The premise of “The Layover” is different from “No Reservations” in that Bourdain only spends 48 hours in each location, mainly focusing on the must-see, must-do and must-eat.  We still have the normal bleeping-out of Bourdain’s colorful language  and a solid mixture of destination insiders to consult, but the clock is always ticking. It’s not a format I would personally ascribe to for visiting anywhere, but it works for the purposes of television.

That being said, I couldn’t resist comparing Bourdain’s view of Taipei to that of Eddie Huang, the badboy chef/hipster host of Vice Magazine’s ‘Fresh Off the Boat.’ Here, the Taiwanese American raised in Orlando but based in New York, along with his crew, strive to “venture into subculture through the lens of food”  (though the food part sometimes takes a backseat to other subjects). Since the show’s release (via YouTube) last October Huang has shown us some of the lesser known angles of his destinations (he goes hunting for rabbits in Oakland), utilizing an eclectic cast of chaperones and a heavy dose of east coast slang. It’s not the type of stuff you’d find on the Travel Channel, but that’s not surprising given Vice’s reputation pushing the envelope.
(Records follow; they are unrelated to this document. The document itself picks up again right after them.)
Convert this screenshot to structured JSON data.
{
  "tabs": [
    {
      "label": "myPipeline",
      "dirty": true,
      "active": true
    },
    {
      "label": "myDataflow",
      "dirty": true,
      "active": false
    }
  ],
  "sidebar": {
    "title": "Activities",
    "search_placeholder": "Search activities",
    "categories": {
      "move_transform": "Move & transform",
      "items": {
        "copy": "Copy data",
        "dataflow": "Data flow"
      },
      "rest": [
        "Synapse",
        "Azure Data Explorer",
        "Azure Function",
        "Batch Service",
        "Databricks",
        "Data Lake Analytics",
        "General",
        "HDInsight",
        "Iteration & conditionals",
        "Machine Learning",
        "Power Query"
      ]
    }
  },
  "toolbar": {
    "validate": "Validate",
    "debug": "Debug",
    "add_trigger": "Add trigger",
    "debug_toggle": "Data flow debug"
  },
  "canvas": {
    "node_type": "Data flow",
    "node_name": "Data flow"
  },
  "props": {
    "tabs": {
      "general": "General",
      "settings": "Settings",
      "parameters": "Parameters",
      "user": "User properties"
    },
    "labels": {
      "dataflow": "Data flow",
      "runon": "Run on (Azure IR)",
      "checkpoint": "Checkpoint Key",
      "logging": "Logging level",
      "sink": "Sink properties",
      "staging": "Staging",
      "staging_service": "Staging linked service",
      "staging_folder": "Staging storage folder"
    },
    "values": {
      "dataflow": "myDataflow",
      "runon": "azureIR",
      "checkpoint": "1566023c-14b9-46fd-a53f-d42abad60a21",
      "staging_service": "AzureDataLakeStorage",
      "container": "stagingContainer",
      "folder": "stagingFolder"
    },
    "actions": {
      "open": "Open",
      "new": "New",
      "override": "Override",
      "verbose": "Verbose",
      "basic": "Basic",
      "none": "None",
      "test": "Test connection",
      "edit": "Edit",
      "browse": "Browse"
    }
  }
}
Coincidentally, the last segment of “Fresh Off the Boat: Taiwan” was released a week after ‘The Layover’ and naturally I thought the two hosts would present us with different but equally important views of the island. After watching however, I was surprised at how similar the two episodes were. Normally Chef Huang has a penchant for slamming other celebrity chefs.  

Both Huang and Bourdain do a good job of talking about the different foods they sample and Huang in particular seems to dim his east coast bravado when doing so, taking great care to explain the different flavors and textures. They both stroll throug night markets stopping periodically to showcase a specific item; Bourdain quickly gobbles down a pork belly gua bao (steamed bun sandwich) at the Keelung night market and Huang pauses to joke about penis shaped waffles at the night market in Shilin.

The two hosts also visit the 24-hour shrimp fishing restaurant, Cheun Chang as well as a place where western and Taiwanese fare is served in different types of miniature toilets. Neither of them seem to enjoy either experience which makes me think the shrimp fishing and toilet food segments were included only for their novelty.

I could see why both hosts decided to include a trip to Din Tai Fong. Bourdain and Huang rave about how good the restaurant’s soup dumplings are, and the process of how they’re made is worth showcasing. I’ve never been there personally, but I’m inclined to seek the place out next time I’m in Taipei. (If there’s a Din Tai Fong chain in Kaohsiung let me know and the first round of dumplings is on me.)

Given all the similarities between “Fresh Off the Boat: Taiwan” and “The Layover: Taipei” there’s still enough differences to warrant taking in both. Bourdain has a drink or two during his time in Taipei, but Huang goes for the gusto and picks up some betelnut, a popular Asian stimulant that is chewed–similar to chewing tobacco. Huang (who speaks fluent Chinese) is able to mix it with locals without a translator and is thus easily able to tackle the sticky subject of Taiwanese independence, while Bourdain focuses keeps it pithy with conversations about strippers at Taiwanese funerals and an odd form of martial arts. The aims of “The Layover” involve giving a short-term visitor an idea of what to see on a visit, but “Fresh Off the Boat” attempts (with varied success) to unearth the layers of culture often unseen by tourists. Fair enough.

I haven’t been here long enough to decipher which account of Taiwan is more encapsulating, but I’d love to hear feedback from anybody who has.

Fresh Off the Boat has two episodes in Taiwan, broken up into six parts. Find part one as well as The Layover: Taipei below.

Peace.